Tip: To find out the fastest method running on your machine, you can benchmark with the script
Name Explanation
server the address your server listens
server_port server port
local_address the address your local listens
local_port local port
password password used for encryption
timeout in seconds
method see Stream Ciphers and AEAD Ciphers
fast_open use TCP-Fast-Open, true / false
workers number of workers
Tip: refer to CONFIG FILE section of shadowsocks-libev(8) for JSON syntax


Warning: The udns package is used as a stub resolver for DNS. In order to prevent DNS request leaking of client applications (like browsers), further applications must be employed. For example, privoxy or a full DNS resolver on the client.[1] [2]

From the command line

The client is started with the ss-local command. To start it using the configuration file /etc/shadowsocks/config.json:

$ ss-local -c /etc/shadowsocks/config.json

Alternatively, the configuration may be specified directly on the command:

$ ss-local -s server_address -p server_port -l local_port -k password -m encryption_method

To use verbose log, add -v to the command:

$ ss-local -s server_address -p server_port -l local_port -k password -m encryption_method -v

Using systemd

Make sure that the configuration file is in /etc/shadowsocks. For example, the configuration file is /etc/shadowsocks/foo.json.

The Shadowsocks client can be controlled with an instance of shadowsocks@.service or shadowsocks-libev@.service through systemctl. You may also be interested in running an instance of shadowsocks-libev@ after the network is up.

Tip: Run journalctl -u shadowsocks@foo as root to see the logs.

GUI client

Install shadowsocks-qt5.


From the command line

The server is started with the ss-server(shadowsocks-libev) or ssserver(shadowsocks) command.

To start it in the foreground using the configuration file /etc/shadowsocks/config.json:


$ ss-server -c /etc/shadowsocks/config.json


$ ssserver -c /etc/shadowsocks/config.json

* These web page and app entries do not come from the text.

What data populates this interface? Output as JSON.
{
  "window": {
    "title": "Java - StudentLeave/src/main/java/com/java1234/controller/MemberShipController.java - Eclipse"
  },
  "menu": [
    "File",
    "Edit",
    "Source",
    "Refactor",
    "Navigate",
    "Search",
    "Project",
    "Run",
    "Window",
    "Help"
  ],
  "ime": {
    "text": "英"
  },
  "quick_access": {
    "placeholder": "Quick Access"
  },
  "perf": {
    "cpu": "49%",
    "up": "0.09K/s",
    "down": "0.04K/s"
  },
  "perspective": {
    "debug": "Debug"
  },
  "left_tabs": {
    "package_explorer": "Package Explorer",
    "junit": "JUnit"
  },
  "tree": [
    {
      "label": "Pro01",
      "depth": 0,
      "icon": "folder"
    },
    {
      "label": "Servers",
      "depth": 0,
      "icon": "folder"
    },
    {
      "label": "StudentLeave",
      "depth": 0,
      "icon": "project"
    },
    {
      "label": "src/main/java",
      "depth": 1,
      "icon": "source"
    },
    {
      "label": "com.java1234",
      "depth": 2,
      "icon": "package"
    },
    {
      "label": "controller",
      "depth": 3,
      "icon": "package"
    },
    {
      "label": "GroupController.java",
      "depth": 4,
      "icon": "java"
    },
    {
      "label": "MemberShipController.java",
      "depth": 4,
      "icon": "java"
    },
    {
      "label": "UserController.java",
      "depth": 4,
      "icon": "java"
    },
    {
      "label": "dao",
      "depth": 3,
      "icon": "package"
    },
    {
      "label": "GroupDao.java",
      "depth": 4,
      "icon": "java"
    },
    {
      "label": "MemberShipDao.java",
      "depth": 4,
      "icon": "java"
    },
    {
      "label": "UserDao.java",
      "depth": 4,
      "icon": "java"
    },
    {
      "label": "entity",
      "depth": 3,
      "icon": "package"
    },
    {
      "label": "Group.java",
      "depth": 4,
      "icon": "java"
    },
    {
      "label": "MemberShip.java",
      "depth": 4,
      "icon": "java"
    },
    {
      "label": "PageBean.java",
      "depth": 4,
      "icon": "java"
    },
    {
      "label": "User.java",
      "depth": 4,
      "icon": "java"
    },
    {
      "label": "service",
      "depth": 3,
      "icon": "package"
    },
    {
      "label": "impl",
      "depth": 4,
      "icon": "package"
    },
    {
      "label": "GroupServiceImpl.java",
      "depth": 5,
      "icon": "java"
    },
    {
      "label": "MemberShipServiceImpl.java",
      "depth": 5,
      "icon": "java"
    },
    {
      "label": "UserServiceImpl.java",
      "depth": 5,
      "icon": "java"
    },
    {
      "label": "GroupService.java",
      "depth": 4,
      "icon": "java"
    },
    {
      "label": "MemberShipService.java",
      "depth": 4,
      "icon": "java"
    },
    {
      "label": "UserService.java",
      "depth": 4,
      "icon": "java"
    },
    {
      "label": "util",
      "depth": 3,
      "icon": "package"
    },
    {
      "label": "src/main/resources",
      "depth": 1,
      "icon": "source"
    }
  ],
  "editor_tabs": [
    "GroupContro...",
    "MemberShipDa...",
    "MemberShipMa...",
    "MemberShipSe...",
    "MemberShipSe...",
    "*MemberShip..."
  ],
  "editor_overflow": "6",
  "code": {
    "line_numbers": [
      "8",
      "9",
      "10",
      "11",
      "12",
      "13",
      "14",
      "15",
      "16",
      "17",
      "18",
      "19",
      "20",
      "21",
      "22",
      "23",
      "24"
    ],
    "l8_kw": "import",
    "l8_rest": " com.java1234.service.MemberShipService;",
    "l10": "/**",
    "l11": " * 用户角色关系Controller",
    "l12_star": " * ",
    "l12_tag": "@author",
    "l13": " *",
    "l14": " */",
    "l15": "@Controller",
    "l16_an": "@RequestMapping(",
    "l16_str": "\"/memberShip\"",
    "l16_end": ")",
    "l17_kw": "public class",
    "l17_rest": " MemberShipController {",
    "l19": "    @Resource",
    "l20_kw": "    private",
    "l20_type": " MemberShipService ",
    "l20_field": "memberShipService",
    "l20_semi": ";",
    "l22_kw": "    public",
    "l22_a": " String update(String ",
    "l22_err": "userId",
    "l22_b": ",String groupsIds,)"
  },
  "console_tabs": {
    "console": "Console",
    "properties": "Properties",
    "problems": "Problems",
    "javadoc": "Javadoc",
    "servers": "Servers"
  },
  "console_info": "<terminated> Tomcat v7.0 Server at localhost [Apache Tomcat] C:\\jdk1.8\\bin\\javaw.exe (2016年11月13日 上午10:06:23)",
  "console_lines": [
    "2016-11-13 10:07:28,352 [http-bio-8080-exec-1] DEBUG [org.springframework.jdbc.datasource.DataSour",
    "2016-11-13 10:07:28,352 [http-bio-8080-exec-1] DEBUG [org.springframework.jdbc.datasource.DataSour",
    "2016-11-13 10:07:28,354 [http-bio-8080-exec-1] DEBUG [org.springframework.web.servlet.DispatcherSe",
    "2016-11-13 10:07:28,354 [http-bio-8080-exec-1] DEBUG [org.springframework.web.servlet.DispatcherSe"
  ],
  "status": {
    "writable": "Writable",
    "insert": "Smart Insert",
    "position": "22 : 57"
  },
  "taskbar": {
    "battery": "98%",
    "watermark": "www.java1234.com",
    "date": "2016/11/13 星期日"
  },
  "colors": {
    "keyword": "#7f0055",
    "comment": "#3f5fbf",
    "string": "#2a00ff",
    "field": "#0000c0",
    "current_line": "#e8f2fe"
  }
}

To run in the background:


$ ss-server -c /etc/shadowsocks/config.json -d start
$ ss-server -c /etc/shadowsocks/config.json -d stop


$ ssserver -c /etc/shadowsocks/config.json -d start
$ ssserver -c /etc/shadowsocks/config.json -d stop

Using systemd

The Shadowsocks server can be controlled with an instance of shadowsocks-server@.service.

For example, to start and enable the service using the configuration file /etc/shadowsocks/config.json, use the service shadowsocks-libev-server@config.service(shadowsocks-libev) or shadowsocks-server@config.service(shadowsocks).

To bind Shadowsocks to a privileged port (less than 1024), the server should be started as user root:



Installing the python-m2crypto package will make encryption a little faster.

To use Salsa20 or ChaCha20 ciphers, install the libsodium package.

See also